God Forgotten Face
3 May - 3 June 2012
TJ Boulting is delighted to present the first solo show in the gallery of British photographer Robin Maddock. Having published two books with Trolley Books, the publishing arm of the gallery, ‘Our Kids Are Going To Hell’ in 2009 and most recently ‘God Forgotten Face’ at the end of last year, the latter of which will form the starting point of the show.
‘God Forgotten Face’ presents his body of work looking at the British port of Plymouth, now shown in large format, key images from the book are also interspersed with new images taken there in recent months, and introducing a slight shift to a lighter and more lyrical interpretation of the city. A young couple sit against the backdrop of the cliffs, more dramatic and reminiscent of a German Romanticist landscape, than of the seaside town still healing scars formed from the Blitz.
After two years spent living in the town, where he has had family all his life, Maddock achieves a familiar interaction with his subjects, visible through his portraits in night clubs and pubs, and in the witnessing of the various goings on down at the seafront or in the local rec. In the misty early morning a nun stops to call her dog, whilst later a police forecourt is bathed in light and transported to a sunny LA; Maddock’s insight into the city is at once affectionate and optimistic in outlook, but stamped with his own aesthetic and curiosity.
In the book Owen Hatherley writes with a similar affection ‘in praise of Blitzed cities,’ citing that the negative and concrete environs that come into most people’s minds when they think of Plymouth are in fact overlooking its ‘shabby, ad hoc vitality that most heritage cities would die for.’ As a town, Plymouth’s past has been one of ongoing economic and cultural isolation since the shrinking of the Navy.
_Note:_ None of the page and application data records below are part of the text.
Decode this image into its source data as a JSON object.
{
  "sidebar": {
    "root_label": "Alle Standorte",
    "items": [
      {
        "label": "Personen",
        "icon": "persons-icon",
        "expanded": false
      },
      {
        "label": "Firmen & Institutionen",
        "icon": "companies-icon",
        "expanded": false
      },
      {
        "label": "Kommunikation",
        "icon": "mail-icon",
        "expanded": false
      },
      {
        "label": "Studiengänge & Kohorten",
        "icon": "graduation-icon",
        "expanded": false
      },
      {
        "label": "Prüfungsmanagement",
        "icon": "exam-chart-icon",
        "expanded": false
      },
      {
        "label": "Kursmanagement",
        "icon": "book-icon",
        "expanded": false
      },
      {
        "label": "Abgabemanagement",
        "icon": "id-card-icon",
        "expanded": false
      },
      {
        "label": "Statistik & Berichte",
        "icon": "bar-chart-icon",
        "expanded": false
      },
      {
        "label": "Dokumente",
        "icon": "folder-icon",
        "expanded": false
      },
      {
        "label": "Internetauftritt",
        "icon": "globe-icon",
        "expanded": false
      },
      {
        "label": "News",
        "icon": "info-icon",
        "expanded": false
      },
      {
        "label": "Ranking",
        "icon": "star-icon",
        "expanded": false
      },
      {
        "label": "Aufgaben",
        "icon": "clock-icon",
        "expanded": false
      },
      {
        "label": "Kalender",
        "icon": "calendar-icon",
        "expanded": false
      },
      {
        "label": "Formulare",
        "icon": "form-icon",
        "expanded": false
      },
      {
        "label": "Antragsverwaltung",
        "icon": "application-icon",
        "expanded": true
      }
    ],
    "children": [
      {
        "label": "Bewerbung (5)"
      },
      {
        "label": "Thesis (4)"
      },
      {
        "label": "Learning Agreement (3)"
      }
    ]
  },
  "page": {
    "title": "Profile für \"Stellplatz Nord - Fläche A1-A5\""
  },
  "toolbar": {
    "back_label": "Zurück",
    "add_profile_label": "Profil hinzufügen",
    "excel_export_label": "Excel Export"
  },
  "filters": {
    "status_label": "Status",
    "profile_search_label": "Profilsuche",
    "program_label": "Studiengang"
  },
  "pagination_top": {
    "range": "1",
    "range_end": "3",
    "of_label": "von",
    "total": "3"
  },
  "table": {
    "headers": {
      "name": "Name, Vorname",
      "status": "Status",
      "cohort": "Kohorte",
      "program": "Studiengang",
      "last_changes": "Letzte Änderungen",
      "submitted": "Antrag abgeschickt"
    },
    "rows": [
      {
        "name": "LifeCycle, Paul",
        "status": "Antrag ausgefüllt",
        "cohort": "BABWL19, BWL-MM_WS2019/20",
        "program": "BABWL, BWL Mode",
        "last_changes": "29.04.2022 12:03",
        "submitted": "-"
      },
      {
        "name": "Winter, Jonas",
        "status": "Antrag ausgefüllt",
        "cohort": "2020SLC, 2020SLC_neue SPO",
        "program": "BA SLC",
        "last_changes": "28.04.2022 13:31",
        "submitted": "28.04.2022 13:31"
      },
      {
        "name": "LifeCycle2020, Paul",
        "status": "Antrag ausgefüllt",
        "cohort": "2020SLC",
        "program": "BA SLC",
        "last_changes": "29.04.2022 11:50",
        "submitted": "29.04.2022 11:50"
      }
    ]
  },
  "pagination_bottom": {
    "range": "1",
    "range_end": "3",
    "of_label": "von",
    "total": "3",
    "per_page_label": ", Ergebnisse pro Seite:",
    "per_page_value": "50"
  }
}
Now it reflects more a broader England in decline, whilst all the post-modern ironic contradictions of the evolving new economies are present; ‘Francis Drake’ is a shopping mall, and what was the ‘Royal Sovereign’ pub is now a ‘Firkin Doghouse’.
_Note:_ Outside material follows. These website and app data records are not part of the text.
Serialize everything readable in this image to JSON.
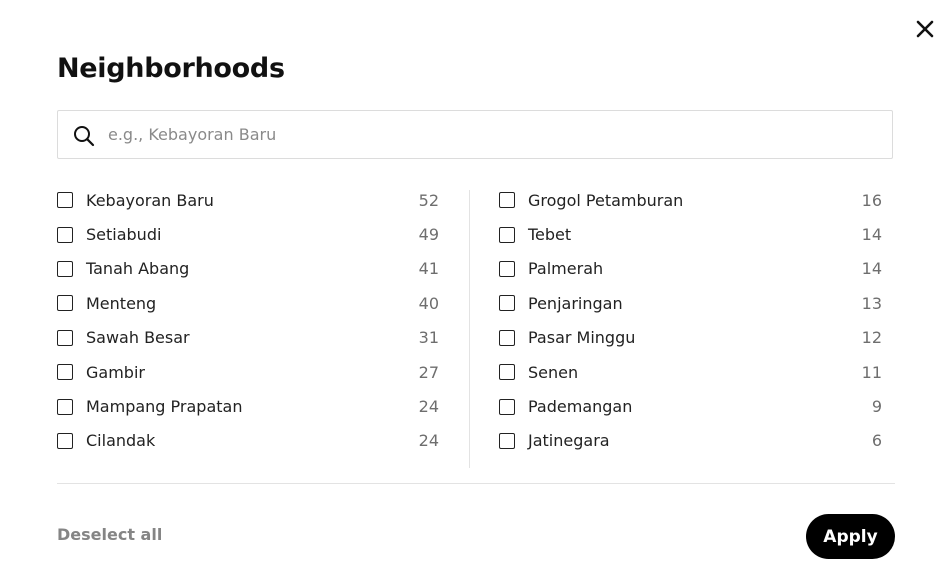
{
  "dialog": {
    "title": "Neighborhoods"
  },
  "search": {
    "placeholder": "e.g., Kebayoran Baru",
    "value": ""
  },
  "neighborhoods_left": [
    {
      "label": "Kebayoran Baru",
      "count": "52",
      "checked": false
    },
    {
      "label": "Setiabudi",
      "count": "49",
      "checked": false
    },
    {
      "label": "Tanah Abang",
      "count": "41",
      "checked": false
    },
    {
      "label": "Menteng",
      "count": "40",
      "checked": false
    },
    {
      "label": "Sawah Besar",
      "count": "31",
      "checked": false
    },
    {
      "label": "Gambir",
      "count": "27",
      "checked": false
    },
    {
      "label": "Mampang Prapatan",
      "count": "24",
      "checked": false
    },
    {
      "label": "Cilandak",
      "count": "24",
      "checked": false
    }
  ],
  "neighborhoods_right": [
    {
      "label": "Grogol Petamburan",
      "count": "16",
      "checked": false
    },
    {
      "label": "Tebet",
      "count": "14",
      "checked": false
    },
    {
      "label": "Palmerah",
      "count": "14",
      "checked": false
    },
    {
      "label": "Penjaringan",
      "count": "13",
      "checked": false
    },
    {
      "label": "Pasar Minggu",
      "count": "12",
      "checked": false
    },
    {
      "label": "Senen",
      "count": "11",
      "checked": false
    },
    {
      "label": "Pademangan",
      "count": "9",
      "checked": false
    },
    {
      "label": "Jatinegara",
      "count": "6",
      "checked": false
    }
  ],
  "footer": {
    "deselect_label": "Deselect all",
    "apply_label": "Apply"
  },
  "icons": {
    "close": "close-icon",
    "search": "search-icon"
  }
}
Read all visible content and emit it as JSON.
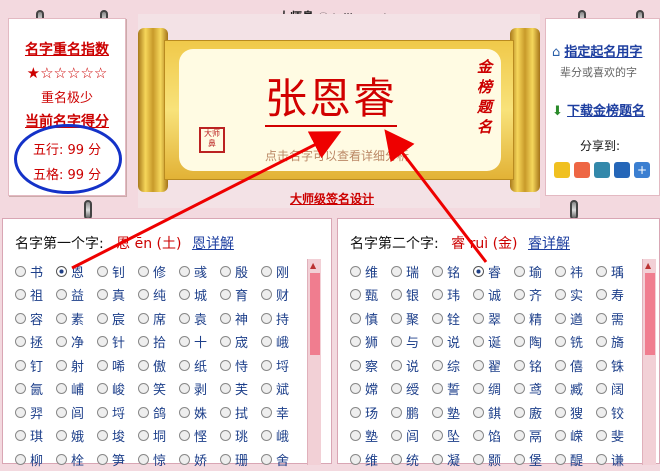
{
  "site": {
    "logo_cn": "大师鼻",
    "logo_yin": "☯",
    "domain": "taijiyu.net"
  },
  "left_card": {
    "title1": "名字重名指数",
    "stars": "★☆☆☆☆☆",
    "dup_text": "重名极少",
    "title2": "当前名字得分",
    "wuxing": "五行: 99 分",
    "wuge": "五格: 99 分"
  },
  "scroll": {
    "name": "张恩睿",
    "hint": "点击名字可以查看详细分析",
    "side_text": "金榜题名",
    "seal": "大师\n鼻",
    "footer": "大师级签名设计"
  },
  "right_card": {
    "link1": "指定起名用字",
    "desc1": "辈分或喜欢的字",
    "link2": "下载金榜题名",
    "share_label": "分享到:"
  },
  "panel1": {
    "label": "名字第一个字:",
    "char": "恩",
    "pinyin": "ēn (土)",
    "detail": "恩详解",
    "rows": [
      [
        "书",
        "恩",
        "钊",
        "修",
        "彧",
        "殷",
        "刚"
      ],
      [
        "祖",
        "益",
        "真",
        "纯",
        "城",
        "育",
        "财"
      ],
      [
        "容",
        "素",
        "宸",
        "席",
        "袁",
        "神",
        "持"
      ],
      [
        "拯",
        "净",
        "针",
        "拾",
        "十",
        "宬",
        "峨"
      ],
      [
        "钉",
        "射",
        "唏",
        "傲",
        "纸",
        "恃",
        "埒"
      ],
      [
        "氤",
        "峬",
        "峻",
        "笑",
        "剥",
        "芙",
        "斌"
      ],
      [
        "羿",
        "闾",
        "埒",
        "鸽",
        "姝",
        "拭",
        "幸"
      ],
      [
        "琪",
        "娥",
        "埈",
        "垌",
        "悭",
        "珧",
        "峨"
      ],
      [
        "柳",
        "栓",
        "笋",
        "惊",
        "娇",
        "珊",
        "舍"
      ]
    ],
    "selected_index": 1
  },
  "panel2": {
    "label": "名字第二个字:",
    "char": "睿",
    "pinyin": "ruì (金)",
    "detail": "睿详解",
    "rows": [
      [
        "维",
        "瑞",
        "铭",
        "睿",
        "瑜",
        "祎",
        "瑀"
      ],
      [
        "甄",
        "银",
        "玮",
        "诚",
        "齐",
        "实",
        "寿"
      ],
      [
        "慎",
        "聚",
        "铨",
        "翠",
        "精",
        "遒",
        "需"
      ],
      [
        "狮",
        "与",
        "说",
        "诞",
        "陶",
        "铣",
        "旖"
      ],
      [
        "察",
        "说",
        "综",
        "翟",
        "铭",
        "僖",
        "铢"
      ],
      [
        "嫦",
        "绶",
        "誓",
        "绸",
        "鸢",
        "臧",
        "阔"
      ],
      [
        "玚",
        "鹏",
        "塾",
        "錤",
        "廒",
        "獀",
        "铰"
      ],
      [
        "塾",
        "闾",
        "坠",
        "馅",
        "鬲",
        "嵘",
        "斐"
      ],
      [
        "维",
        "统",
        "凝",
        "颢",
        "堡",
        "醍",
        "谦"
      ]
    ],
    "selected_index": 3
  },
  "colors": {
    "accent_red": "#cc0000",
    "link_blue": "#1e3fa0",
    "bg_pink": "#f3d9df"
  }
}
His childhood memories of the place are also challenged by more adult quotidian realities of Maddock’s time there, and his own preconceptions; the journey’s question shifting from, ‘What am I doing here?’ to the more telling, ‘What am I, here?’ The ‘God Forgotten Face’ of the title, originally derived from the 1945 Philip Larkin poem ‘Plymouth’, and the words ‘Last kingdom of a gold forgotten face...’, perhaps coming to represent his own personal account as a photographer finding himself changed in the face of the subject he had returned to find. As Martin Parr has said of this work, “Maddock’s views and snatches of life are both surreal and individual. He has the enviable ability to turn nothing much into something quite profound.”
Robin Maddock is a British photographer who currently lives between the UK and California. After an MA in photography in London he worked for a variety of magazines and newspapers. In 2008 he curated ‘London Stories’ with seven leading London-based documentary photographers. His first book ‘Our Kids Are Going to Hell’ was published by Trolley in 2009 and was shortlisted as one of the best photobooks by PhotoEspana. In 2010 Robin was nominated for the Deutsche Börse Award. His second book ‘God Forgotten Face’ was published by Trolley Books at the end of 2011 and was selected by Martin Parr and Gerry Badger for Photoeye’s best books of that year. Parr also recently selected Maddock as one of the ‘rising stars’ of photography for the Smithsonian Institute.